→ What this task involves
In full and without alteration, output each record given here.

______________________________

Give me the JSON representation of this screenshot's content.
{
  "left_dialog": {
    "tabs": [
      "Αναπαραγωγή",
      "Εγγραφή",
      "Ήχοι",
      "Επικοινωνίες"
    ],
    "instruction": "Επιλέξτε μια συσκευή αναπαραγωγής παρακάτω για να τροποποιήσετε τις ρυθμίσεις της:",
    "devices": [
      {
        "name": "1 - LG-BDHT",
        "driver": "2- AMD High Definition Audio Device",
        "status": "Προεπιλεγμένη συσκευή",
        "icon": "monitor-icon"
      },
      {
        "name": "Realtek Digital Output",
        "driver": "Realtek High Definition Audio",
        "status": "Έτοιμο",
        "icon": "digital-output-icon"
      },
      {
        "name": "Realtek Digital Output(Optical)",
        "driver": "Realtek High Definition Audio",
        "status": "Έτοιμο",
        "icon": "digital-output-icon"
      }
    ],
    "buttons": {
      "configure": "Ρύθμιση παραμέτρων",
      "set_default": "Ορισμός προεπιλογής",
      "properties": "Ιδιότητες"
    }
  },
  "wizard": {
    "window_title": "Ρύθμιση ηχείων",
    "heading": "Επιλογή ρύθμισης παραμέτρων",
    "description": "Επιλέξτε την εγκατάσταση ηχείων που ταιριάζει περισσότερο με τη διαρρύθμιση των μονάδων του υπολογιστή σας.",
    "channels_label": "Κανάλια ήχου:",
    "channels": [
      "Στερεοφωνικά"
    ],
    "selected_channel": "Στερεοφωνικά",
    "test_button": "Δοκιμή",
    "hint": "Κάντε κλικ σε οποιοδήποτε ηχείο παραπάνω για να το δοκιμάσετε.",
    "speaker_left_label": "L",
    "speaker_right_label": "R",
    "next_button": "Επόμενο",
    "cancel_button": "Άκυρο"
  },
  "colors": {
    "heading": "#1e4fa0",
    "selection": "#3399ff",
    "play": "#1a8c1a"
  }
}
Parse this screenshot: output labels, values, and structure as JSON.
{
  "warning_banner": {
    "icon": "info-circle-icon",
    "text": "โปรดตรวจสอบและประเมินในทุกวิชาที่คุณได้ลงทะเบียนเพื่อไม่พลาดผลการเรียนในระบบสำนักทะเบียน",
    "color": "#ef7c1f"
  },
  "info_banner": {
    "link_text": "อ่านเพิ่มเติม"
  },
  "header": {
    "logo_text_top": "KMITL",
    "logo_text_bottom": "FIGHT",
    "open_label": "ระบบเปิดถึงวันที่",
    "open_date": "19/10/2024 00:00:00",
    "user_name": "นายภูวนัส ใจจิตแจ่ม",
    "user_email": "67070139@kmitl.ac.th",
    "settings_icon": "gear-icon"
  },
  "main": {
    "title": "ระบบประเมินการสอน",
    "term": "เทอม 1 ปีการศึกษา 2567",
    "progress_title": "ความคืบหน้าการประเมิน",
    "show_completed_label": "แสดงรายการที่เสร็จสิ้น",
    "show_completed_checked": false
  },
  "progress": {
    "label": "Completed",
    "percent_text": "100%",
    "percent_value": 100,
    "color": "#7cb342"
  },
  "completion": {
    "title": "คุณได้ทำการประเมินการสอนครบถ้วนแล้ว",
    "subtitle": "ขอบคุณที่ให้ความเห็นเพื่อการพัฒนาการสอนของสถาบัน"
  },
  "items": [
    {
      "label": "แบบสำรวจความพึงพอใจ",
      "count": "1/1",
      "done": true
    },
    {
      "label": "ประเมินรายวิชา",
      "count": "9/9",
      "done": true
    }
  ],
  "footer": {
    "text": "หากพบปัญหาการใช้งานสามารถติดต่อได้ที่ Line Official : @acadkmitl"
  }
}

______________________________

→ Solution to the exercise
Give me the JSON representation of this screenshot's content.
{
  "left_dialog": {
    "tabs": [
      "Αναπαραγωγή",
      "Εγγραφή",
      "Ήχοι",
      "Επικοινωνίες"
    ],
    "instruction": "Επιλέξτε μια συσκευή αναπαραγωγής παρακάτω για να τροποποιήσετε τις ρυθμίσεις της:",
    "devices": [
      {
        "name": "1 - LG-BDHT",
        "driver": "2- AMD High Definition Audio Device",
        "status": "Προεπιλεγμένη συσκευή",
        "icon": "monitor-icon"
      },
      {
        "name": "Realtek Digital Output",
        "driver": "Realtek High Definition Audio",
        "status": "Έτοιμο",
        "icon": "digital-output-icon"
      },
      {
        "name": "Realtek Digital Output(Optical)",
        "driver": "Realtek High Definition Audio",
        "status": "Έτοιμο",
        "icon": "digital-output-icon"
      }
    ],
    "buttons": {
      "configure": "Ρύθμιση παραμέτρων",
      "set_default": "Ορισμός προεπιλογής",
      "properties": "Ιδιότητες"
    }
  },
  "wizard": {
    "window_title": "Ρύθμιση ηχείων",
    "heading": "Επιλογή ρύθμισης παραμέτρων",
    "description": "Επιλέξτε την εγκατάσταση ηχείων που ταιριάζει περισσότερο με τη διαρρύθμιση των μονάδων του υπολογιστή σας.",
    "channels_label": "Κανάλια ήχου:",
    "channels": [
      "Στερεοφωνικά"
    ],
    "selected_channel": "Στερεοφωνικά",
    "test_button": "Δοκιμή",
    "hint": "Κάντε κλικ σε οποιοδήποτε ηχείο παραπάνω για να το δοκιμάσετε.",
    "speaker_left_label": "L",
    "speaker_right_label": "R",
    "next_button": "Επόμενο",
    "cancel_button": "Άκυρο"
  },
  "colors": {
    "heading": "#1e4fa0",
    "selection": "#3399ff",
    "play": "#1a8c1a"
  }
}
Parse this screenshot: output labels, values, and structure as JSON.
{
  "warning_banner": {
    "icon": "info-circle-icon",
    "text": "โปรดตรวจสอบและประเมินในทุกวิชาที่คุณได้ลงทะเบียนเพื่อไม่พลาดผลการเรียนในระบบสำนักทะเบียน",
    "color": "#ef7c1f"
  },
  "info_banner": {
    "link_text": "อ่านเพิ่มเติม"
  },
  "header": {
    "logo_text_top": "KMITL",
    "logo_text_bottom": "FIGHT",
    "open_label": "ระบบเปิดถึงวันที่",
    "open_date": "19/10/2024 00:00:00",
    "user_name": "นายภูวนัส ใจจิตแจ่ม",
    "user_email": "67070139@kmitl.ac.th",
    "settings_icon": "gear-icon"
  },
  "main": {
    "title": "ระบบประเมินการสอน",
    "term": "เทอม 1 ปีการศึกษา 2567",
    "progress_title": "ความคืบหน้าการประเมิน",
    "show_completed_label": "แสดงรายการที่เสร็จสิ้น",
    "show_completed_checked": false
  },
  "progress": {
    "label": "Completed",
    "percent_text": "100%",
    "percent_value": 100,
    "color": "#7cb342"
  },
  "completion": {
    "title": "คุณได้ทำการประเมินการสอนครบถ้วนแล้ว",
    "subtitle": "ขอบคุณที่ให้ความเห็นเพื่อการพัฒนาการสอนของสถาบัน"
  },
  "items": [
    {
      "label": "แบบสำรวจความพึงพอใจ",
      "count": "1/1",
      "done": true
    },
    {
      "label": "ประเมินรายวิชา",
      "count": "9/9",
      "done": true
    }
  ],
  "footer": {
    "text": "หากพบปัญหาการใช้งานสามารถติดต่อได้ที่ Line Official : @acadkmitl"
  }
}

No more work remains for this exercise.